- It is so important for you to understand and then communicate back what you envision the project to be. It is essential to talk about how you are proceeding further and taking the decisions along the way. One can not do this without connecting with the stakeholders — team, experts, management — and updating them consistently what direction the project is headed towards.
- You can’t do a good job without taking feedbacks throughout. At those times, communicating what the tool needs to do, and where and what kind of feedback you’re looking for forms the backbone and helps steer the discussion.
- In most its being, your design also communicates the kind of designer you are, and aspire to be. This comes through the splash of flavour that is added as part of your design style, through the journey that you have taken to reach this particular point in life.
In all this, one thing that has spoken to me and I am trying to imbibe in practice is, that communication needs to be effective, efficient and easy in all its forms — verbal, presentations, and your designs. I now hold gospel to what my manager told me repeatedly which was along the lines of —
You need to communicate what you want your audience to know, but you need to do it in a manner they’ll accept.
Apprehensions — Everyone is afraid to try something new. There’s always a fear of design when you are the users’ advocate and have to solve their problems, make their lives easier? that fear can grow even bigger than it needs to be.
- When you are new, evaluating the place, and you know you’re being evaluated too — the fear can grow a little bigger.
- When you’re about to sketch, or go digital — mentally being stuck trying to get it right the first time can prove to be a huge hindrance that makes you stop your work midway.
- During the time you’re stuck and you need feedback, not knowing how to start, or where you’re really at can bring you to a halt.
At these times it is important to consciously decide to move past these apprehensions to grow into the designer of your full potential. This goes just about anything — communication, designing, and talking about your work. It was in the beginning when one of my team mates and a good friend told me —
You’re not going to get it right the first time, so might as well just leap forward and try
Details — Some say that ‘God is in the details’ however, sometimes it can feel otherwise that it is the Devil instead. Over time, I have come to think of it as both do, at different times. Yes, the former is true no doubt, though while you’re aiming for a great design you can come across the latter too.
Attention to detail is important for any designer — at every stage and during the whole process. Not just within that realm; I have learnt it’s a quality that can make for a very good designer.

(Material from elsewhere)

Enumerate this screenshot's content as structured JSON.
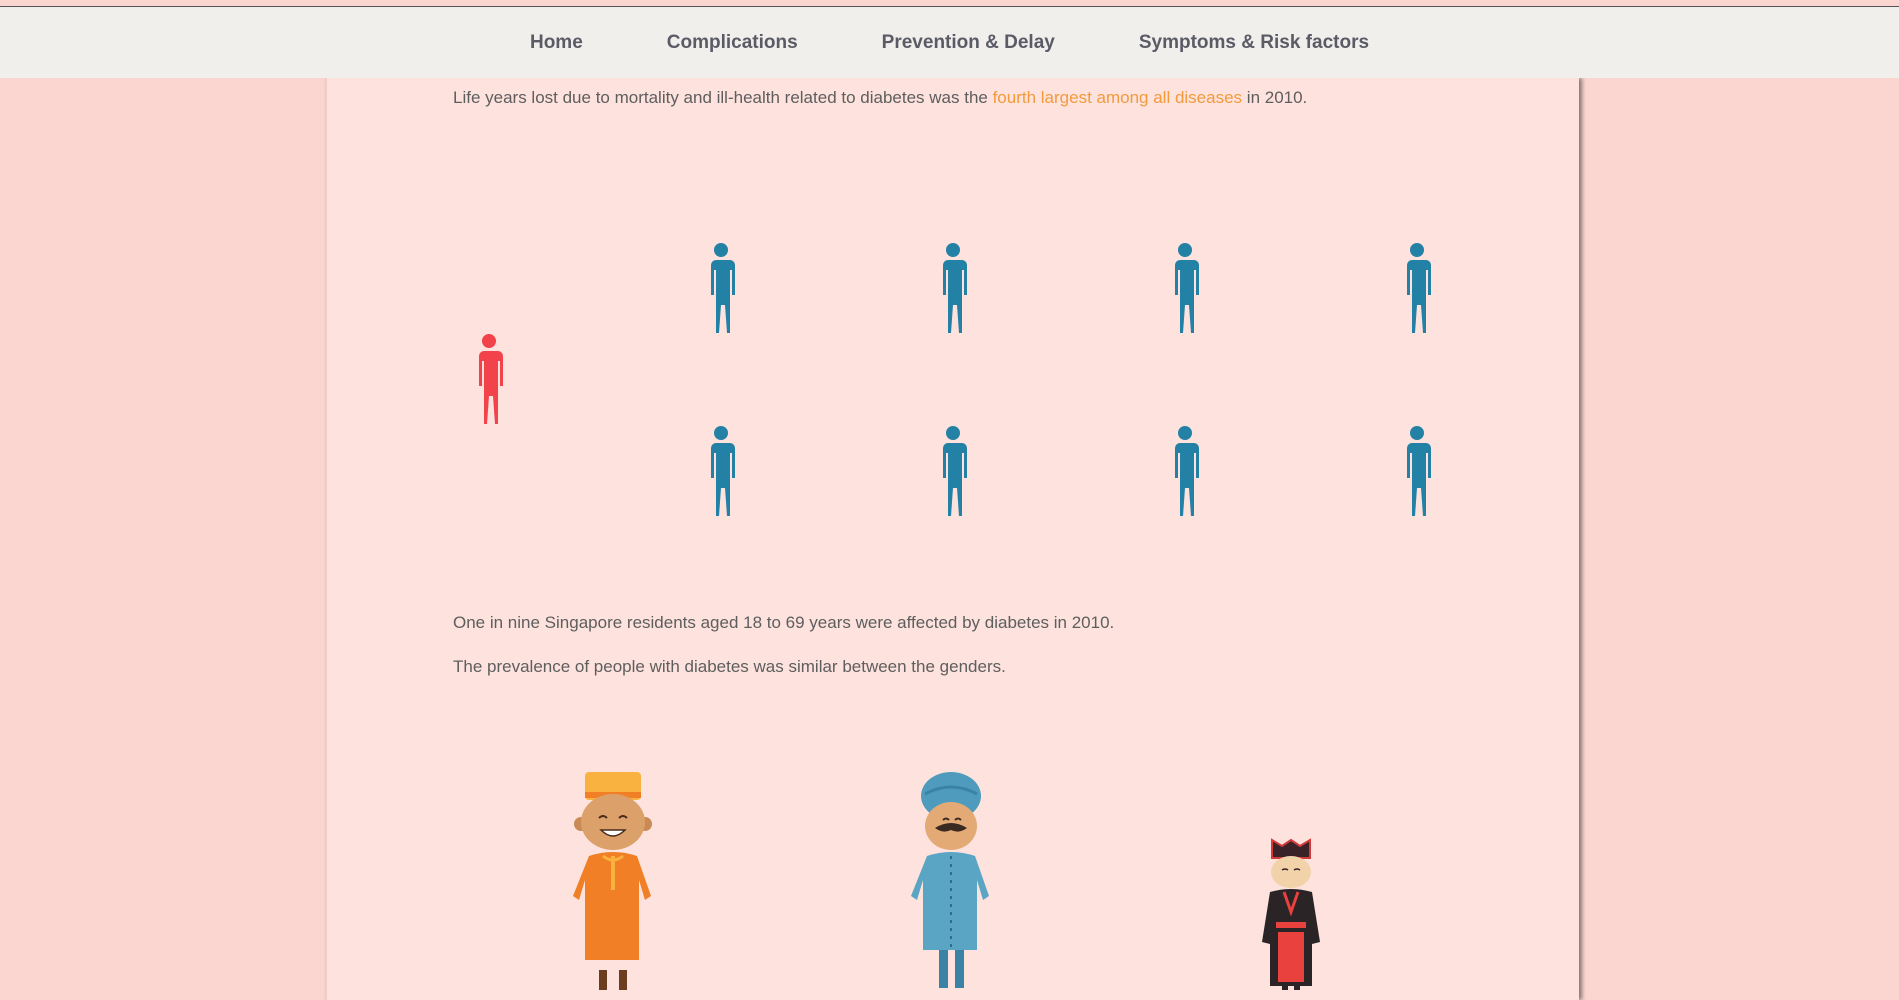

- When you’re presenting your work — grid, arrangement, type and colors can really help set the context of the work, the kind of presentation.
- Within your design, details can speak a lot for themselves. They can speak to the audience about you too and who you are as a designer.
- Also when talking about your design, the message you want to come through the information can be highlighted with little details and how you put it forward.
- Details can be overdone easily, and that is definitely what one needs to stay away from. ‘Less is more’ ideology resonates with it, and it was something my mentor talked to me about throughout —
If it can be done without, do without it.
All included I am thankful to Nutanix for helping me learn so much in this little time. Being part of such a design team and have so many experiences has been enriching, to say the least. With every issue, I engaged with different people. Each one of them has their strengths and bring something to the team uniquely.
The experience has changed a bit of how I see and approach design. It has helped me grow and take a step towards being the designer I aspire to be.